This small book of mine would not be complete without a few words about the Taiwan situation. Theoretically, future developments in that island province can upset much of what I have so far put down on paper here. Although they have never acknowledged it publicly, Chinese leaders on both sides of the Formosa Strait are concerned about the future of Taiwan mainly, if not exclusively, owing to such an apprehension.
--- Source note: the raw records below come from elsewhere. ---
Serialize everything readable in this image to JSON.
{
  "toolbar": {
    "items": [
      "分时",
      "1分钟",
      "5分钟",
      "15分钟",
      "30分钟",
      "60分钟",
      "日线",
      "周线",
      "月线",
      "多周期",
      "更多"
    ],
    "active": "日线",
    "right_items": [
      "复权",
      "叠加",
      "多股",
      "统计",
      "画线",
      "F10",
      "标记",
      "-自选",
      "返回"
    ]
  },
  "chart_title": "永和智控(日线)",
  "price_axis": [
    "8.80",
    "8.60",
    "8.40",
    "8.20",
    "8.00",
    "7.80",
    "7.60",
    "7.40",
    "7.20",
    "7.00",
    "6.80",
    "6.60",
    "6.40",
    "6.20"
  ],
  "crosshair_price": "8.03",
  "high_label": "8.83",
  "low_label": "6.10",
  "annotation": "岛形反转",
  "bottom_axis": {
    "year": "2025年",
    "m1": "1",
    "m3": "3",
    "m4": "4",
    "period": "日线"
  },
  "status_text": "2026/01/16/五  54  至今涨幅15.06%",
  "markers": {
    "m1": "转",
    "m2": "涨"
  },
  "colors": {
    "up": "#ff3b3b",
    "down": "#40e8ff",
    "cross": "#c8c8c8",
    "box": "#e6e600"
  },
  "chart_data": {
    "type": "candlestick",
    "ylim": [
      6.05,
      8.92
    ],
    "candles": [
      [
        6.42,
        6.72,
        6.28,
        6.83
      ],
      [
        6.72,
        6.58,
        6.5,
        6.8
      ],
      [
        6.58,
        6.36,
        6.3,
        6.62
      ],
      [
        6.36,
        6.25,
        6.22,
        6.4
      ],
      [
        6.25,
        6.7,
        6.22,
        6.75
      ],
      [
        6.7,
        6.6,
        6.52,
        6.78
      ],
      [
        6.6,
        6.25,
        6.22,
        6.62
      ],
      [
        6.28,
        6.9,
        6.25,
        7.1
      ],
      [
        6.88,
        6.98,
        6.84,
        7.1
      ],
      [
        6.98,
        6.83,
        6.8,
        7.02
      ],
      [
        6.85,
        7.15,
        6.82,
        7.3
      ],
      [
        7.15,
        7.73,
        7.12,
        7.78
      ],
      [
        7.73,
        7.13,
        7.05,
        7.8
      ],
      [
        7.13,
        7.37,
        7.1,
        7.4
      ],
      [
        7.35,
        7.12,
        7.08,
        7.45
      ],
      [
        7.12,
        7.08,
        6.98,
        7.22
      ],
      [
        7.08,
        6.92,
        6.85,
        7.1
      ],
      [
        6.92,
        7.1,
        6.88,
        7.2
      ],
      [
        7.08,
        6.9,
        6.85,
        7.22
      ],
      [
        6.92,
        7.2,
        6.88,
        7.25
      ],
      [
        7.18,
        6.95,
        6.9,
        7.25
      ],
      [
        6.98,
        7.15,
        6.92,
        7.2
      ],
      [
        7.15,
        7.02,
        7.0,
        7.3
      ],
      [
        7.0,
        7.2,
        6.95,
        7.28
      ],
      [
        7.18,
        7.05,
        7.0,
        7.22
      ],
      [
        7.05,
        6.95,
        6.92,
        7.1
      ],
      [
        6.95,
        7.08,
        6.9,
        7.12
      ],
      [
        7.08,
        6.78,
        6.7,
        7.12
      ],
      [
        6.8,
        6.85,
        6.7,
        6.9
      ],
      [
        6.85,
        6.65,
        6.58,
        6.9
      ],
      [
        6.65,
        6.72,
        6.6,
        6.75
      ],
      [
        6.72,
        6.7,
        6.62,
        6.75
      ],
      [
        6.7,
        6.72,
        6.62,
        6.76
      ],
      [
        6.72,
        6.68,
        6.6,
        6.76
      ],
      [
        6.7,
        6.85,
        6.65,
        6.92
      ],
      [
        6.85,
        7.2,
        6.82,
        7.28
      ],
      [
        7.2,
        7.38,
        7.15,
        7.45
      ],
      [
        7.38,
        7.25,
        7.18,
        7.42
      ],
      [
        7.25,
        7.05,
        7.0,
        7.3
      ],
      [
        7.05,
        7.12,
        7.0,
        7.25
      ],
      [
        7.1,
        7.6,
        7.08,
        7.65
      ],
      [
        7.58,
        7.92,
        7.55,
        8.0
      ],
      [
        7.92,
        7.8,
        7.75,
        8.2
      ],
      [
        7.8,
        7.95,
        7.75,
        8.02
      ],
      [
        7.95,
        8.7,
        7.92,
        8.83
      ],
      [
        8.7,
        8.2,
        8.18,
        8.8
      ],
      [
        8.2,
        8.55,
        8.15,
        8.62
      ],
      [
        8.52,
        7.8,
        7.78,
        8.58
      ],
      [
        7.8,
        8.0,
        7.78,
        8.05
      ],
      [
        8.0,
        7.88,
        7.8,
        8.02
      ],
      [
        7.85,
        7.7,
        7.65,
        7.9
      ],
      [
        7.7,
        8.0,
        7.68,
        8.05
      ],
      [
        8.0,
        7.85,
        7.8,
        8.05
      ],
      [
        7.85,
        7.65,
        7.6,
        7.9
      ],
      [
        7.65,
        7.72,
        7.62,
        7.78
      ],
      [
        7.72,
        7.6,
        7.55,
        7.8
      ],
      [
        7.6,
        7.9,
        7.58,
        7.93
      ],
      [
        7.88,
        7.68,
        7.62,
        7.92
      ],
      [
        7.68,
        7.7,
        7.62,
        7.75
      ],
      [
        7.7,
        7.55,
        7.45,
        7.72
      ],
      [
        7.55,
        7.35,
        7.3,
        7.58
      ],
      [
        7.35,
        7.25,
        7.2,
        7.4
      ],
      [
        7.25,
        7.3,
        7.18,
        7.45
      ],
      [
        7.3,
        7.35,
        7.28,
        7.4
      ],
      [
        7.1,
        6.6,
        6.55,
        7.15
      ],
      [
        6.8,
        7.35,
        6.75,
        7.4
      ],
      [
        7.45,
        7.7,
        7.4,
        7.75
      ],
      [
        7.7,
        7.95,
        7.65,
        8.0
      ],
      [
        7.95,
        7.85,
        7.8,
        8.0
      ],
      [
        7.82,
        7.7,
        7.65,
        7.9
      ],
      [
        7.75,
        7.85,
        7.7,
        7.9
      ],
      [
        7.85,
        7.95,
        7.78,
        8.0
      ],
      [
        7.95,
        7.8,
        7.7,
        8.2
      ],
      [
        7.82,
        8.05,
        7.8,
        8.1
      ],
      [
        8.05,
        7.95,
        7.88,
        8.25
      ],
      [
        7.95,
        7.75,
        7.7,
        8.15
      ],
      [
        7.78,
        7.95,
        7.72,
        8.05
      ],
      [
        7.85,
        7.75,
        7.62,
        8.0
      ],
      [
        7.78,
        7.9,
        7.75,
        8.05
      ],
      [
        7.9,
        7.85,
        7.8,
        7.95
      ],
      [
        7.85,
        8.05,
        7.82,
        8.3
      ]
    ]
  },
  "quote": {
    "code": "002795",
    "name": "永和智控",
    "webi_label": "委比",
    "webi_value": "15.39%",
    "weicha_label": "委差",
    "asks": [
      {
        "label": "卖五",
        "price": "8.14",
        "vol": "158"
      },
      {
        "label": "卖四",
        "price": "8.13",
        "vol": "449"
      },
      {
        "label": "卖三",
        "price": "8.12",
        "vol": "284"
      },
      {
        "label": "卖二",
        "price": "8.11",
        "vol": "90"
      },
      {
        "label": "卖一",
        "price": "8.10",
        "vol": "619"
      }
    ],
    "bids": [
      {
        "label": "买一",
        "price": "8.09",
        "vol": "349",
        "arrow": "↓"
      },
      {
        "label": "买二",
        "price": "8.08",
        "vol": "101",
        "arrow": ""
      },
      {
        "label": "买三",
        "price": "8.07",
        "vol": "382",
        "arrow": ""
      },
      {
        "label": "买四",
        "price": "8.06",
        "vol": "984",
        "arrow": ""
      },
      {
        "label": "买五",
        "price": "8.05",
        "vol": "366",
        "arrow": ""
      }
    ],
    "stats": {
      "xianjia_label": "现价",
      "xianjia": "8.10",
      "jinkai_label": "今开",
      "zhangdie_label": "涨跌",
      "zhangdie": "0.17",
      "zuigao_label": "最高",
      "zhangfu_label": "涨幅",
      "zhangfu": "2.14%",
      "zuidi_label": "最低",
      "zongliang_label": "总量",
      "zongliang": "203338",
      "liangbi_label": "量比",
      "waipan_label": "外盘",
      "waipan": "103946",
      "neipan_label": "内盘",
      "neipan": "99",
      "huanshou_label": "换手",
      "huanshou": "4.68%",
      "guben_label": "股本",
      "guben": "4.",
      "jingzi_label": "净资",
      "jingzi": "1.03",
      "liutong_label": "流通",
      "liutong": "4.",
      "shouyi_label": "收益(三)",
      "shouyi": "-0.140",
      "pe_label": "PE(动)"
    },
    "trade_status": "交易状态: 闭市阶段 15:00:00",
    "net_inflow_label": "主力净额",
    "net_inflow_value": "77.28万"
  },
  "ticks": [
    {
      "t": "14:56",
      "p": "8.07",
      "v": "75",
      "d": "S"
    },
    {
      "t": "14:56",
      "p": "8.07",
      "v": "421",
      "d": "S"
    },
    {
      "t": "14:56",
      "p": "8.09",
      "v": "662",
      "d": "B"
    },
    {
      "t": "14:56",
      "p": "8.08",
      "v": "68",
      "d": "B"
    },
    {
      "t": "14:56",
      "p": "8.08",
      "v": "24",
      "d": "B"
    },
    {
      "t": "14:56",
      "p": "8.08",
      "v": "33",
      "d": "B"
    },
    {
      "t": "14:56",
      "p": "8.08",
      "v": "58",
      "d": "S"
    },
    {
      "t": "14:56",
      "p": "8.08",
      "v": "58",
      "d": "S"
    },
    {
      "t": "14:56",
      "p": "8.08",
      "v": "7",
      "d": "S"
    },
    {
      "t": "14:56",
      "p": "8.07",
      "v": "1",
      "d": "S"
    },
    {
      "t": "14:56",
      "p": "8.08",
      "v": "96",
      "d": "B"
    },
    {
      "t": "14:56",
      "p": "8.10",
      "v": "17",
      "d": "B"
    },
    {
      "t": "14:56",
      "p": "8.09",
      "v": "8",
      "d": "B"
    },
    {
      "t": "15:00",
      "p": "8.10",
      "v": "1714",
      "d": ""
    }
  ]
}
This is a Chinese province. There have never been enough aborigines to be reckoned with politically or economically. The territory features a subculture brought over by the immigrants from the mainland who speak the Fujian and Hakka dialects. Lineage influence among them is strong. Under the Japanese rule, Taiwan's agriculture was geared to export its surpluses to Japan, with camphor, sugar, tea, and rice being the staple crops. But cultivation has never been developed to a plantation scale; it is done by intensive farming on homestead plots not basically different from the prevailing conditions in south China. Owing to a more favorable geographical setting, nowhere has the general poverty on the island measured up to the extremes evident in many parts of the continent, the northwest for example.